I’ve not seen (as of yet) Amazon do a re-run of a price parity check on accounts, however if they were to, I’m sure if you or Amazon dig deep enough into any business that is using more than one sales channel that you’ll find a difference in prices.

Whether Amazon actually take this further than my interpretation of it being a reminder to “play fair”, only Amazon know. As such, I’ve put together some suggestions that you should find useful, no matter what your account size or back-end software:

  • Use the Amazon selling price as the website price
    Now before you scream “NO WAY!” at this as you’re likely to command a better price on the website than on Amazon, remember the reach that Amazon has to potential customers and even if you do your best to keep within say a 9% window of price differentiation, Amazon is most likely a far larger sales channel than your website, probably for eternity.
  • Export & Cross compare Prices in Excel
    As the likely hood is that there are you’re using a variety of different software platforms to run your websites from I’ve not included an excel example, however the process is really straight-forwards, IF you have used the same merchant SKU over your channels or another key that allows you to cross compare your inventory from different channels.An example would be to use eBay File Exchange to export your eBay listings, an Amazon ‘Inventory Report’ export from the “Download Inventory File” section in Seller Central and also an export from your website. Then using the VLOOKUP function in excel (see this link on YouTube for examples) to cross compare prices and run as a percentage in a column extra.
  • Repricing Software
    With almost all decent repricing software for Amazon, you are able to set an ideal selling price, a minimum and also a maximum too (if it doesn’t Google ‘channel max). Ensure that these are taking into account your website prices, so that you try and keep within the 9% window or maybe… work the prices backwards to your website.
  • Percentages!
    Its really easy for anyone (like Amazon or a customer) to point the finger and say “well for that SKU the price is different”. What I would suggest as a practical measure is that you point out to Amazon (probably not best done to a customer though) is that if you cross compare the prices globally across you selling channels (using the tip above) that “on average” the selling price differences between the channels are within X window and that if they look at individual cases, then they’ll always find fault. But as a overall picture it should be relatively easy to prove that you do keep your prices in-two with Amazon’s expectations

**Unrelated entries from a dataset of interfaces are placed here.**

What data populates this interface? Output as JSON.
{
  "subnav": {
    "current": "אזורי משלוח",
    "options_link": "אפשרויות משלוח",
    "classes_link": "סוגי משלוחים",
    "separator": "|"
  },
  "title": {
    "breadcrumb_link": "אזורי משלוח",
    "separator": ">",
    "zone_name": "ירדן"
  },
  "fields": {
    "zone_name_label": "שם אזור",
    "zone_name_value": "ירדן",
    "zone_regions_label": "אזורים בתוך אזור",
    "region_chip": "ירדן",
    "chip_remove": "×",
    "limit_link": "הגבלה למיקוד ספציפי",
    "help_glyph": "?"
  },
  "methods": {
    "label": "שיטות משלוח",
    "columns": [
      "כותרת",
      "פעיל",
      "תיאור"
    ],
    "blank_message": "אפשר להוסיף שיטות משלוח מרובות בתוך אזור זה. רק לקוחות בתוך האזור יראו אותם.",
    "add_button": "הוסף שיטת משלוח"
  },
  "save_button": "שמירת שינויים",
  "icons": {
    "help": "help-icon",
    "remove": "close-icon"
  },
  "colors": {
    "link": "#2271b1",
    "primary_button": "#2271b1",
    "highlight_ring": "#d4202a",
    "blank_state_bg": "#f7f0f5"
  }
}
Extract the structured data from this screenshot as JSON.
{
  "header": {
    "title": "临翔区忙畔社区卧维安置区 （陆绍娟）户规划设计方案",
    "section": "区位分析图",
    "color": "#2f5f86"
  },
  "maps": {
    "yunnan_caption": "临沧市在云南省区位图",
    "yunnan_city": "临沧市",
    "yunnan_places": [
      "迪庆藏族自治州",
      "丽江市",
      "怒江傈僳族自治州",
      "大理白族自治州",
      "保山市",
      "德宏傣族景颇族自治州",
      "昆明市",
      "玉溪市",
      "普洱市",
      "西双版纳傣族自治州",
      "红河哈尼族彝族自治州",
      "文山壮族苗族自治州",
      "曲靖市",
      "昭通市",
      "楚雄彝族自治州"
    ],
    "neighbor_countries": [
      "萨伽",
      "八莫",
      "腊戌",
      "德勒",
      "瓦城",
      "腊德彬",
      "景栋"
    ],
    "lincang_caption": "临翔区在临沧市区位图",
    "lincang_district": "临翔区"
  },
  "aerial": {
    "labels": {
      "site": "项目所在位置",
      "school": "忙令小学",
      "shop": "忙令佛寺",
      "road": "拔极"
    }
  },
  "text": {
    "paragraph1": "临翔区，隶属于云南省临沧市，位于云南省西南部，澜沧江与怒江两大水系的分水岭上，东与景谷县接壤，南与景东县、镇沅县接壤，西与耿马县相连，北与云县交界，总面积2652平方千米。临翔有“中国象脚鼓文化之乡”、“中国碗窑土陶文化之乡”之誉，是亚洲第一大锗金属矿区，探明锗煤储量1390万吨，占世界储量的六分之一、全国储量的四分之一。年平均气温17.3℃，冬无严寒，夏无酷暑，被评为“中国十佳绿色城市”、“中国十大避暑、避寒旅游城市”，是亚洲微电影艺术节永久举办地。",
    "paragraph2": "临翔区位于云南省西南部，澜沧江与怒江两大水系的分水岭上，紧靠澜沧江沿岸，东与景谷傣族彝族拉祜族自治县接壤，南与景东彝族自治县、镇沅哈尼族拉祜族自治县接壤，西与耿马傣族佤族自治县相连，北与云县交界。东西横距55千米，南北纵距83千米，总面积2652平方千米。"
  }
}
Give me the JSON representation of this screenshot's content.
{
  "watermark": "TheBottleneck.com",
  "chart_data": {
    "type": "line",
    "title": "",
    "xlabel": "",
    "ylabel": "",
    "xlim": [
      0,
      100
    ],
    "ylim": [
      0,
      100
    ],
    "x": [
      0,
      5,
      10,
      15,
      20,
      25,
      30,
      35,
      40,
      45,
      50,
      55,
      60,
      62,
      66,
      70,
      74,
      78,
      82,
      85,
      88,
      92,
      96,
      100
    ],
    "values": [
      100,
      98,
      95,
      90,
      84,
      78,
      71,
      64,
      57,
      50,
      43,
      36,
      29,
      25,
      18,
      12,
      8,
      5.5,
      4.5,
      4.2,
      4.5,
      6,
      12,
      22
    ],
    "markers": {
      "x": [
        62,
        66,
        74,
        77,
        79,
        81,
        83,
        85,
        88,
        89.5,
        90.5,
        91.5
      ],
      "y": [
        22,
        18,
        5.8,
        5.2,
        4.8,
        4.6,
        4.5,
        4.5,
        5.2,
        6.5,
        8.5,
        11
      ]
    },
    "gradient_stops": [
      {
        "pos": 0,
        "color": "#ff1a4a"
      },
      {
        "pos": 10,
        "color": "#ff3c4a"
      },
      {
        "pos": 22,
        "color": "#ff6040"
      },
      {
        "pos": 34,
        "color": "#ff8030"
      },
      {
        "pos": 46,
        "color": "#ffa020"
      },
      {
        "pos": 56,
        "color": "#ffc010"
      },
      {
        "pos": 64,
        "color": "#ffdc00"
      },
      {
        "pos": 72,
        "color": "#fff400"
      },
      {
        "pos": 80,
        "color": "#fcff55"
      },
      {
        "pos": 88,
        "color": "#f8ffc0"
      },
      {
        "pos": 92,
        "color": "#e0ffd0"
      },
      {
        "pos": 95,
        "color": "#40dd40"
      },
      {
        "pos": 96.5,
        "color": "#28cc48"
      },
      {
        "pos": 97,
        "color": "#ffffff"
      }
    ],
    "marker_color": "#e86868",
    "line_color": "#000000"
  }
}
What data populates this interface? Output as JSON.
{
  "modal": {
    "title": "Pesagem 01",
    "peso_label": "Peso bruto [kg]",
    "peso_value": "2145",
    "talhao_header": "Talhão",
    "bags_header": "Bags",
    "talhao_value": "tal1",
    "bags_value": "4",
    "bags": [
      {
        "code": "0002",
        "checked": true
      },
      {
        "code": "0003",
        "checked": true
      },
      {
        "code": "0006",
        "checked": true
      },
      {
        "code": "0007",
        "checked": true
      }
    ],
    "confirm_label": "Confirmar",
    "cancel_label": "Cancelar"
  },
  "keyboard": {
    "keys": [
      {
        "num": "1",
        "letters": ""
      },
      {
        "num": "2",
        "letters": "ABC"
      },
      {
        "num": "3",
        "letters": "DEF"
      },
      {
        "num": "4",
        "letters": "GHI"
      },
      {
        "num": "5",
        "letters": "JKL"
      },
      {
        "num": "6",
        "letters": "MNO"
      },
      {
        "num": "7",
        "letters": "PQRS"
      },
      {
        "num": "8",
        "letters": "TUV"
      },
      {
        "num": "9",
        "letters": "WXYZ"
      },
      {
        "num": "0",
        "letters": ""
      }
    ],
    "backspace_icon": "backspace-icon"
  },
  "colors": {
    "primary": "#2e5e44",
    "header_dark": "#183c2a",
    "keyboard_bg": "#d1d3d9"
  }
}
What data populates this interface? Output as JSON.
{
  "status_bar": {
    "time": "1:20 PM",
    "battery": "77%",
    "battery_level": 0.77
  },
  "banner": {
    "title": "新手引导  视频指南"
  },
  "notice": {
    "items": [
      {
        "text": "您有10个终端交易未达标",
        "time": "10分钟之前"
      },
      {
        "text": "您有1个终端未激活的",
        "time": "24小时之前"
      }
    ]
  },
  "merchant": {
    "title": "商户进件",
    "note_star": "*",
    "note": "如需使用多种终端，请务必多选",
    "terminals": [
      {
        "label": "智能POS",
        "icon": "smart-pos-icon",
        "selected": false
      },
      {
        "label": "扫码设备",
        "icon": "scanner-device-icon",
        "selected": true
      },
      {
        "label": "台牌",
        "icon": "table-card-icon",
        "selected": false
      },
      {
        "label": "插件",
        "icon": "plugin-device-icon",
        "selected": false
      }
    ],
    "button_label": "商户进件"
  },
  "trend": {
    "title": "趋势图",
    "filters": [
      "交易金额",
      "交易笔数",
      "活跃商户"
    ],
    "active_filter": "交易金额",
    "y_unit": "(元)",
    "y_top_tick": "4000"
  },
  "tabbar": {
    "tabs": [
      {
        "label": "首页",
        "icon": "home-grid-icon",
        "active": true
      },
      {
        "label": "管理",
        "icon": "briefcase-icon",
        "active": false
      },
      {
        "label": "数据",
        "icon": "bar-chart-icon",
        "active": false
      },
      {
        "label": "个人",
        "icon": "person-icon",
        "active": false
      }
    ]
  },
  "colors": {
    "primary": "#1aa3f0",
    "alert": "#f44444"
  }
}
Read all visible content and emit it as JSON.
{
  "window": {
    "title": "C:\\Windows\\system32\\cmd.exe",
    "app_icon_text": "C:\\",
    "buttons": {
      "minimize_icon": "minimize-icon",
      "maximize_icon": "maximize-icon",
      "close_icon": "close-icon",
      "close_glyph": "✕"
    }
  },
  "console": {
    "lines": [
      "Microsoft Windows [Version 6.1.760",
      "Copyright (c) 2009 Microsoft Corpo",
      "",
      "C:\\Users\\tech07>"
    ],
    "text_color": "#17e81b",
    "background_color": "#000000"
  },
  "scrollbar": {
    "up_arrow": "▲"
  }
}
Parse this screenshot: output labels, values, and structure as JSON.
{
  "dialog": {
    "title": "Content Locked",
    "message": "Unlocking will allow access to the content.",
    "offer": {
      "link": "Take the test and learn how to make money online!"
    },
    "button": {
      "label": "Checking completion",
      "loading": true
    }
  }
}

Your Feedback

And finally:

  • Have you received this notification too?
  • Have you spoken to Amazon support regarding this, what was their reaction?
  • Did you make any changes to your pricing?

Let me know in the comments box below.